= Extracted data =
· · · · · · ·
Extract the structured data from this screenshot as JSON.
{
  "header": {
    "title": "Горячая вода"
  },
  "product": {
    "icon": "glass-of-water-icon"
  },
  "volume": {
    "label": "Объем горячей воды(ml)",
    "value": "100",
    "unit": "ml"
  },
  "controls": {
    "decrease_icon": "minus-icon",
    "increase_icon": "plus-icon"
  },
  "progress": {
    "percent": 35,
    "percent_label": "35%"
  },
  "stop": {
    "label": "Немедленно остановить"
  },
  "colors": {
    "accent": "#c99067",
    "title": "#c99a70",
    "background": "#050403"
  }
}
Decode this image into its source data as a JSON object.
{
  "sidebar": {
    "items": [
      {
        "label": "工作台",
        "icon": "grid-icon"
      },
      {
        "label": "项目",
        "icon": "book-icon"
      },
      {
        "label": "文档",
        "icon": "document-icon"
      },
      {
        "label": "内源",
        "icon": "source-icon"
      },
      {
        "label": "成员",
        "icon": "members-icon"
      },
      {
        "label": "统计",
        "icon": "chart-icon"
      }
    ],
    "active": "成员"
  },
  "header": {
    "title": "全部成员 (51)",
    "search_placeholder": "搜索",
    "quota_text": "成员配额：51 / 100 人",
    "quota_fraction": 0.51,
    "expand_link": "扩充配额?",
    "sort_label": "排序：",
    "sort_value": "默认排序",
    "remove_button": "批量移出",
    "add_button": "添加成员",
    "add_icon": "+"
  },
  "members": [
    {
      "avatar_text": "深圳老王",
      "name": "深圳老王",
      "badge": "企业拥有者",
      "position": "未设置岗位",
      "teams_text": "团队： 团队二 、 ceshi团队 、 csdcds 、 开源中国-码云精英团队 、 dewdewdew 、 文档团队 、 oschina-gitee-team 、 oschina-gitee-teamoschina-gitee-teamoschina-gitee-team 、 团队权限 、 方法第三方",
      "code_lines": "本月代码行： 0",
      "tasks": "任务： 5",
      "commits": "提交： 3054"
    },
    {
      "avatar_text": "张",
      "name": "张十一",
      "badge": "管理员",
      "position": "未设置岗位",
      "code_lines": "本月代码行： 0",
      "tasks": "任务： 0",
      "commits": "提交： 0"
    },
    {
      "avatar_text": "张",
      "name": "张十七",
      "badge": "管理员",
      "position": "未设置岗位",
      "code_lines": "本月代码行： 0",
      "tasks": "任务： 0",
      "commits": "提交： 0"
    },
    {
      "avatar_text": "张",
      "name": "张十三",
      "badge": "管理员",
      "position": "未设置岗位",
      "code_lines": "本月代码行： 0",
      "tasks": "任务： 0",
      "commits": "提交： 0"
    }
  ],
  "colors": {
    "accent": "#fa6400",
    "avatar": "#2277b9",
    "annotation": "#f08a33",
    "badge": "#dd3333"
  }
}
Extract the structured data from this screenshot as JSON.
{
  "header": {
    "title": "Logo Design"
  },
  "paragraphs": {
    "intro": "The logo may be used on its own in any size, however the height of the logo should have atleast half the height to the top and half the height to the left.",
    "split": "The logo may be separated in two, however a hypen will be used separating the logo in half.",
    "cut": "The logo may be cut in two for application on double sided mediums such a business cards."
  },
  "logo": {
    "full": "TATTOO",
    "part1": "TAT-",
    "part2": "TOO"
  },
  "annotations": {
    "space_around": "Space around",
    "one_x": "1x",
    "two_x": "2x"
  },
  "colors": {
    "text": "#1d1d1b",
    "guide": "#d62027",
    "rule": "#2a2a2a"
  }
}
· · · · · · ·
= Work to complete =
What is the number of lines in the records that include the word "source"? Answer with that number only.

= Solution =
2